I think the theme for my next electroacoustic album is going to be on the ethics of non-reproduction (not having children), and furthering some of my previous critiques of family and clan structures. It's not a direct follow-up to "Lovebomb" or "Soulnessless," but it would be in that electroacoustic vein of production, and it would expand on some critiques of family and clan that were introduced in the "Soulnessless: Annotations" text. As a joke, I started using the working titles "Childbomb" and "Childnessless." [Laughs] Anyway, I'm not exactly sure how it will come together yet, because it's really in the preliminary stages, but one of my influences is Beatriz Preciado's work on pharmacology and gender - in specific, her argument about how the advent of the birth control pill has triggered a paradigm shift in gender relations by rupturing the historical function of women under patriarchy as birthing machines. I don't know if this was news outside of Japan, but just a couple of years ago it was a big scandal here when the Health Minister was talking about Japan's declining population rate, and said it was women's responsibility to have more kids because on a core level they were "birthing machines" ("umu kikai"). Of course, the idea of expanding Japan's population by increasing the immigration of foreigners never enters the old-guard Japanese political mind. Anyway, Beatriz has her first book in English coming out in a few months - a translation of "Testo Junkie" - and I'm super excited about that. She has a kind of interesting notion of people rising up and seizing control of pharmacological processes in order to induce cultural revolutions. It's a bit too optimistic for me, but for some reason I always find her super engaging - maybe because her logic is so beautifully crafted, yet so impossible to implement, and she still comes at it with such energy. I look at her like a kind of mad scientist. Another sub-theme of the album will be the problems arising through the ongoing reconciliation between mainstream LGBT cultures and neo-liberal family values. I've been thinking of trying to investigate those issues through critiques coming from "taboo" vectors, like critiques of queer family coming from some people at NAMBLA. I think it could be interesting to investigate unlikely sources in that direction, similar to the deep research I did into Catholicism during the making of "Soulnessless." But nothing is fixed, and I'm mostly brain farting at this point.

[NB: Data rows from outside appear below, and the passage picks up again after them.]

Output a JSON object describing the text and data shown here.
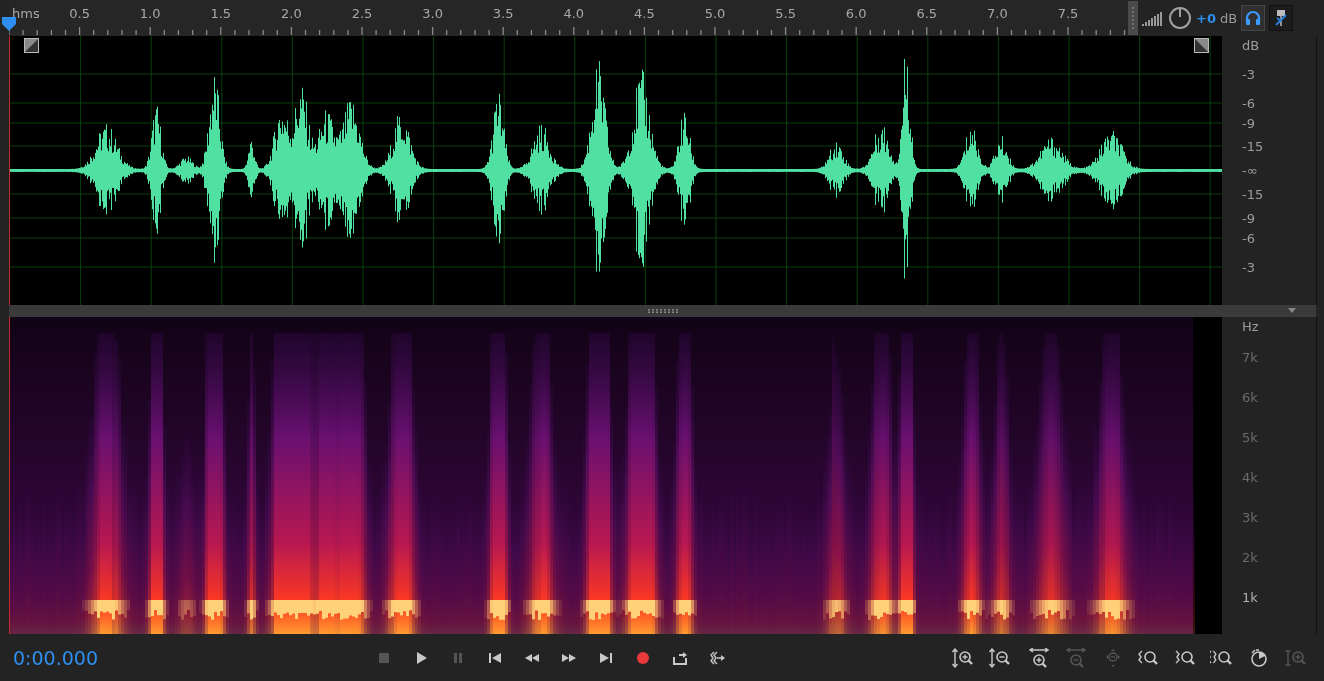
{
  "ruler": {
    "unit_label": "hms",
    "labels": [
      "0.5",
      "1.0",
      "1.5",
      "2.0",
      "2.5",
      "3.0",
      "3.5",
      "4.0",
      "4.5",
      "5.0",
      "5.5",
      "6.0",
      "6.5",
      "7.0",
      "7.5"
    ]
  },
  "output": {
    "gain": "+0",
    "unit": "dB"
  },
  "toggles": [
    {
      "kind": "headphones",
      "selected": true
    },
    {
      "kind": "pin",
      "selected": false
    }
  ],
  "amplitude_scale": {
    "unit": "dB",
    "labels": [
      "-3",
      "-6",
      "-9",
      "-15",
      "-∞",
      "-15",
      "-9",
      "-6",
      "-3"
    ]
  },
  "frequency_scale": {
    "unit": "Hz",
    "labels": [
      "7k",
      "6k",
      "5k",
      "4k",
      "3k",
      "2k",
      "1k"
    ]
  },
  "time_display": "0:00.000",
  "transport": [
    {
      "kind": "stop",
      "disabled": true
    },
    {
      "kind": "play",
      "disabled": false
    },
    {
      "kind": "pause",
      "disabled": true
    },
    {
      "kind": "skip-start",
      "disabled": false
    },
    {
      "kind": "rewind",
      "disabled": false
    },
    {
      "kind": "fast-forward",
      "disabled": false
    },
    {
      "kind": "skip-end",
      "disabled": false
    },
    {
      "kind": "record",
      "disabled": false
    },
    {
      "kind": "loop",
      "disabled": false
    },
    {
      "kind": "skip-selection",
      "disabled": false
    }
  ],
  "zoom_tools": [
    {
      "kind": "zoom-in-amplitude",
      "disabled": false
    },
    {
      "kind": "zoom-out-amplitude",
      "disabled": false
    },
    {
      "kind": "zoom-in-time",
      "disabled": false
    },
    {
      "kind": "zoom-out-time",
      "disabled": true
    },
    {
      "kind": "zoom-out-full",
      "disabled": true
    },
    {
      "kind": "zoom-in-left",
      "disabled": false
    },
    {
      "kind": "zoom-in-right",
      "disabled": false
    },
    {
      "kind": "zoom-selection",
      "disabled": false
    },
    {
      "kind": "zoom-clock",
      "disabled": false
    },
    {
      "kind": "zoom-reset-amplitude",
      "disabled": true
    }
  ]
}
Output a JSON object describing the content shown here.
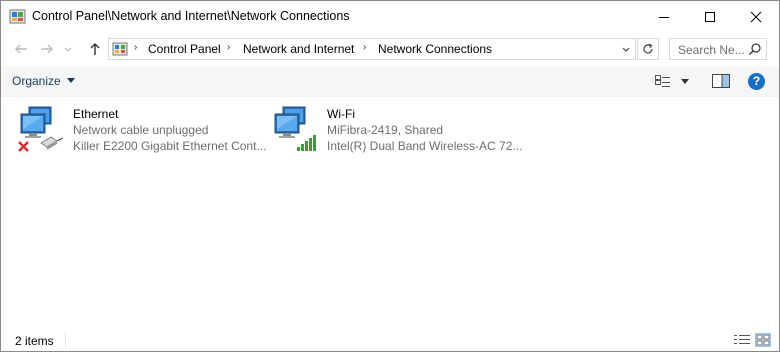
{
  "window": {
    "title": "Control Panel\\Network and Internet\\Network Connections"
  },
  "address": {
    "crumbs": [
      "Control Panel",
      "Network and Internet",
      "Network Connections"
    ]
  },
  "search": {
    "placeholder": "Search Ne..."
  },
  "toolbar": {
    "organize_label": "Organize",
    "help_label": "?"
  },
  "connections": [
    {
      "name": "Ethernet",
      "status": "Network cable unplugged",
      "device": "Killer E2200 Gigabit Ethernet Cont...",
      "icon": "ethernet-disconnected-icon"
    },
    {
      "name": "Wi-Fi",
      "status": "MiFibra-2419, Shared",
      "device": "Intel(R) Dual Band Wireless-AC 72...",
      "icon": "wifi-connected-icon"
    }
  ],
  "statusbar": {
    "item_count": "2 items"
  },
  "colors": {
    "accent": "#1a6fc5",
    "error": "#d32f2f",
    "signal": "#3a9e3a",
    "command_bar": "#f5f6f7"
  }
}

I suppose you’ve been busier lately, how’s your work/life balance at the moment?

For 2014, I decided not to take any work outside of Japan until May. So hopefully that will give me time to start working on that project. I also have some ideas for some new house projects, and other stuff. After doing so many remixes for others, and touring, I'm ready to work on some of my own, self-determined stuff again. I'm ready to start now, but I really have no down time until January.

I wish you the best for your time down under and in your future projects. Thank you very much for the interview, it's been fascinating and a pleasure!

Thanks, Tristan. See you there!

DJ Sprinkles Australian tour dates:
09.08.13 - Connections Nightclub, Perth
10.08.13 - House Of Mince & Picnice @ The Abercrombie, Sydney
16.08.13 - Sound Of Thought @ First Floor, Melbourne